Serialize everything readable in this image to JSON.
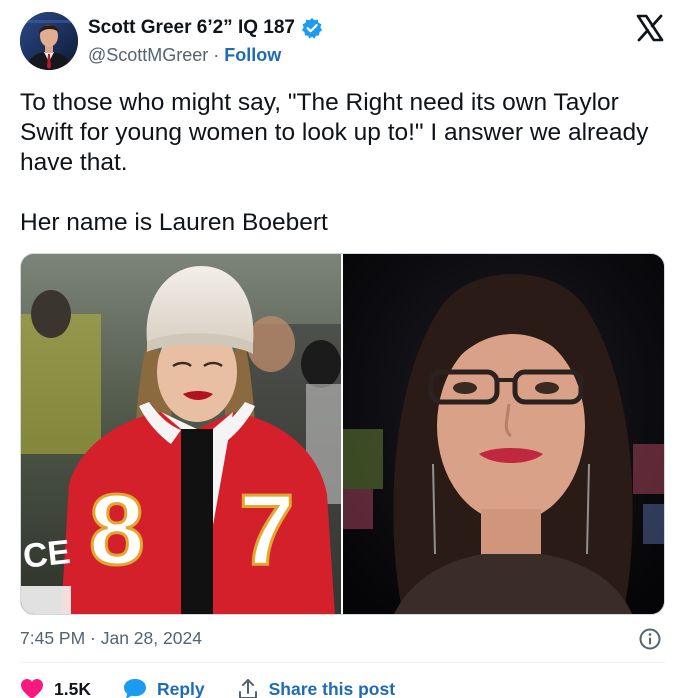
{
  "author": {
    "display_name": "Scott Greer 6’2” IQ 187",
    "handle": "@ScottMGreer",
    "separator": "·",
    "follow_label": "Follow"
  },
  "tweet": {
    "paragraphs": [
      "To those who might say, \"The Right need its own Taylor Swift for young women to look up to!\" I answer we already have that.",
      "Her name is Lauren Boebert"
    ]
  },
  "media": {
    "left_jersey_number": "87",
    "left_sleeve_text": "CE"
  },
  "meta": {
    "timestamp": "7:45 PM · Jan 28, 2024"
  },
  "actions": {
    "like_count": "1.5K",
    "reply_label": "Reply",
    "share_label": "Share this post"
  },
  "colors": {
    "accent": "#1d6bb5",
    "verified": "#1d9bf0",
    "like": "#f91880",
    "text_primary": "#0f1419",
    "text_secondary": "#536471",
    "jersey_red": "#d3202a"
  }
}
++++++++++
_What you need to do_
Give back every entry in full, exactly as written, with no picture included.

_Response for this exercise_
Serialize everything readable in this image to JSON.
{
  "author": {
    "display_name": "Scott Greer 6’2” IQ 187",
    "handle": "@ScottMGreer",
    "separator": "·",
    "follow_label": "Follow"
  },
  "tweet": {
    "paragraphs": [
      "To those who might say, \"The Right need its own Taylor Swift for young women to look up to!\" I answer we already have that.",
      "Her name is Lauren Boebert"
    ]
  },
  "media": {
    "left_jersey_number": "87",
    "left_sleeve_text": "CE"
  },
  "meta": {
    "timestamp": "7:45 PM · Jan 28, 2024"
  },
  "actions": {
    "like_count": "1.5K",
    "reply_label": "Reply",
    "share_label": "Share this post"
  },
  "colors": {
    "accent": "#1d6bb5",
    "verified": "#1d9bf0",
    "like": "#f91880",
    "text_primary": "#0f1419",
    "text_secondary": "#536471",
    "jersey_red": "#d3202a"
  }
}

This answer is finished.